Problem to work on
Identify each line below containing the string "name" and copy it.

(Web page and app entries)
####################
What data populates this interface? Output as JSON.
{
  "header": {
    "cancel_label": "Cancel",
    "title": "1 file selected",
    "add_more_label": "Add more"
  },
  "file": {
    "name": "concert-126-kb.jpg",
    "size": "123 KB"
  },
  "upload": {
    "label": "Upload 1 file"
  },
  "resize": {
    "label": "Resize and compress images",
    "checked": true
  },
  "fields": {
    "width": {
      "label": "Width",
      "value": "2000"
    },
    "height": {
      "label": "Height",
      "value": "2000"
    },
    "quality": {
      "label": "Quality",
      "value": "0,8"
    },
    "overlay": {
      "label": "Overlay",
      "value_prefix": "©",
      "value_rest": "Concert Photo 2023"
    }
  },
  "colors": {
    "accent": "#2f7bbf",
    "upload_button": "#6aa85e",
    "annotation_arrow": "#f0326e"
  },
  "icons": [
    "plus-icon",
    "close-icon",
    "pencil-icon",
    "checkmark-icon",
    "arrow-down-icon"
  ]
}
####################
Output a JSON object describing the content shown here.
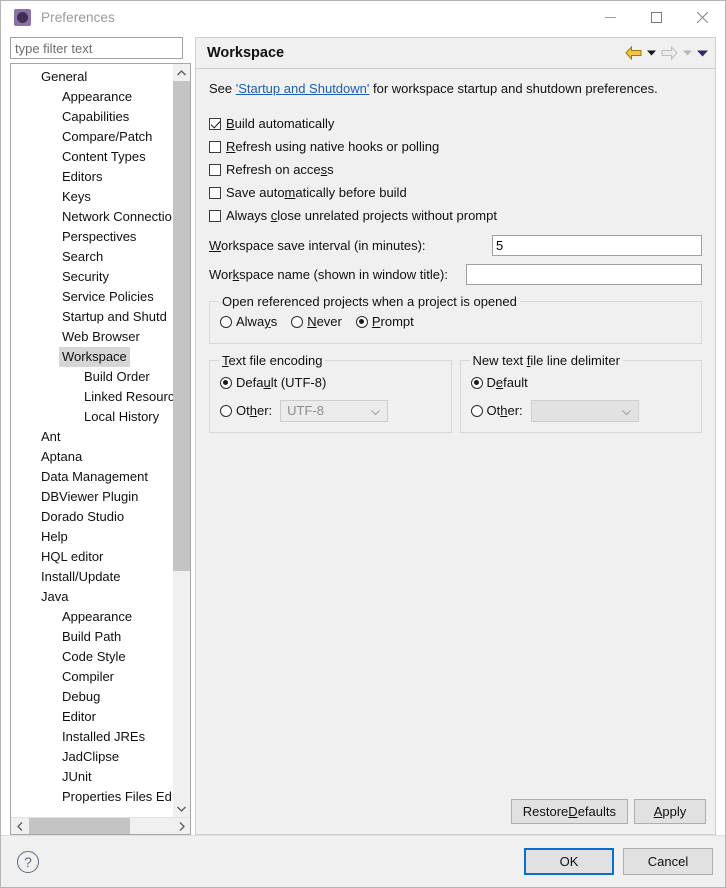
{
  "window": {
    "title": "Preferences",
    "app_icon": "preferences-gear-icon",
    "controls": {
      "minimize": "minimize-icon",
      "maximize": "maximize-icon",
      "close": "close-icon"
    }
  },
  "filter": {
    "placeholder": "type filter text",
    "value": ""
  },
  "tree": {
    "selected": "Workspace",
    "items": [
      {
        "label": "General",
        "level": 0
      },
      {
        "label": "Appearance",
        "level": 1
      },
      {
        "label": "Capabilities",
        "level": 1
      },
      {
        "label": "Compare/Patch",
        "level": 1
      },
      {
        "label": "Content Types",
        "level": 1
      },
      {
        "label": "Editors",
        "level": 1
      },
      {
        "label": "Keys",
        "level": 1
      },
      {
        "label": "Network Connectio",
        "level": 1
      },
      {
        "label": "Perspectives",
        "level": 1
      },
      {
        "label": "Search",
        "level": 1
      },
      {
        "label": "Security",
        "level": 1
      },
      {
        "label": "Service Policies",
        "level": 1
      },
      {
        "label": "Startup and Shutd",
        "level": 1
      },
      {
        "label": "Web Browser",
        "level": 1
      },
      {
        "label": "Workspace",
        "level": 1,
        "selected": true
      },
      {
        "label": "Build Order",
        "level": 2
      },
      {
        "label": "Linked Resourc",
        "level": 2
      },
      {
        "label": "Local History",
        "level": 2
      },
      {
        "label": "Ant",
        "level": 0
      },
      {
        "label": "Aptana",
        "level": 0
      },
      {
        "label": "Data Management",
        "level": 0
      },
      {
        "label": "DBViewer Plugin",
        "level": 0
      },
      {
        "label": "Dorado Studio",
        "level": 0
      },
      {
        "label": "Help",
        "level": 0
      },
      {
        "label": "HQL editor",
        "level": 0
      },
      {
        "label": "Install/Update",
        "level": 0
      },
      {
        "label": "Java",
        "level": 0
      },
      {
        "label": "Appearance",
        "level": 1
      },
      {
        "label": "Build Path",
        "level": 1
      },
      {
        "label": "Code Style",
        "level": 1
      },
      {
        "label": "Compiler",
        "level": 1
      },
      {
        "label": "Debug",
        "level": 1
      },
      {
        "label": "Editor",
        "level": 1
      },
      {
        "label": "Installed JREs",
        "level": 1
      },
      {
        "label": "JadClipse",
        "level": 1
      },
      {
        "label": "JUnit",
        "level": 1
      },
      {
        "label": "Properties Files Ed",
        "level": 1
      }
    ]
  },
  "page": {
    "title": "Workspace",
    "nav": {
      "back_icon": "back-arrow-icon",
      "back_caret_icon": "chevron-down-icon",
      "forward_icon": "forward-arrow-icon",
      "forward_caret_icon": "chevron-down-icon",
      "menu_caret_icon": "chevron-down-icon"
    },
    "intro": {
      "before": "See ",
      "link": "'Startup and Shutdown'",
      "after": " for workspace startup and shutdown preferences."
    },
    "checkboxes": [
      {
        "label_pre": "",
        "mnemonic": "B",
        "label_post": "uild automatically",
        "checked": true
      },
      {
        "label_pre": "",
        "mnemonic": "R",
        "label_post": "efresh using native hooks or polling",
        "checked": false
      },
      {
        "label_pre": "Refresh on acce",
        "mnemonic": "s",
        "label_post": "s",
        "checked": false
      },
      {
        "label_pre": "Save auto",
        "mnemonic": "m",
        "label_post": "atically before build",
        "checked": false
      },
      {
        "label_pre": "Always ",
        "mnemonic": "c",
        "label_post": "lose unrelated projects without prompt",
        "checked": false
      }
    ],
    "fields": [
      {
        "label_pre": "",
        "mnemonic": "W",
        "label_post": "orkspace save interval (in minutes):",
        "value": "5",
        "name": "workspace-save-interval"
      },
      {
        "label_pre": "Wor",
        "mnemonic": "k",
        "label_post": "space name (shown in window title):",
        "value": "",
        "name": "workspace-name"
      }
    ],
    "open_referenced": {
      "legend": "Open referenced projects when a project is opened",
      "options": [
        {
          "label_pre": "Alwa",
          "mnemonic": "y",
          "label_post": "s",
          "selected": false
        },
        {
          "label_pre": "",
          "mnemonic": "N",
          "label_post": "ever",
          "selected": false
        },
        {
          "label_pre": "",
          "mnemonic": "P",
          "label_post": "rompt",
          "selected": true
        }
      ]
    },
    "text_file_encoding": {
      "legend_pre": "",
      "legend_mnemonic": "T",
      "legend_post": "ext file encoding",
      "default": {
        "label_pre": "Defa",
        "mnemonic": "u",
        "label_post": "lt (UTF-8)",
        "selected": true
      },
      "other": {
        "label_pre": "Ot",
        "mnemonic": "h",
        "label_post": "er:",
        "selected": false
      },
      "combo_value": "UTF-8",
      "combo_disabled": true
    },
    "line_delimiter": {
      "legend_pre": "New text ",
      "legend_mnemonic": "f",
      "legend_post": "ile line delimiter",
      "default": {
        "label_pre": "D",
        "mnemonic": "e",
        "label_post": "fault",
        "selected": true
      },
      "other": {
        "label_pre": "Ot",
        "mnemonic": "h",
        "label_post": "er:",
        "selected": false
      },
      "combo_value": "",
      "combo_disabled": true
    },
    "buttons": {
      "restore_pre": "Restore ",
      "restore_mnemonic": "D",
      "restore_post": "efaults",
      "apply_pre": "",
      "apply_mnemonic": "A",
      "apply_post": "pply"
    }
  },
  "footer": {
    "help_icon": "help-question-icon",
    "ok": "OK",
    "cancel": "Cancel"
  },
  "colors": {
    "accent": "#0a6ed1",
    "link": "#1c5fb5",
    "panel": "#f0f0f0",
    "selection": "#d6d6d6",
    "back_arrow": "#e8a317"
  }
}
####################
Expected answer
    "name": "concert-126-kb.jpg",
        "name": "workspace-save-interval"
        "label_post": "space name (shown in window title):",
        "name": "workspace-name"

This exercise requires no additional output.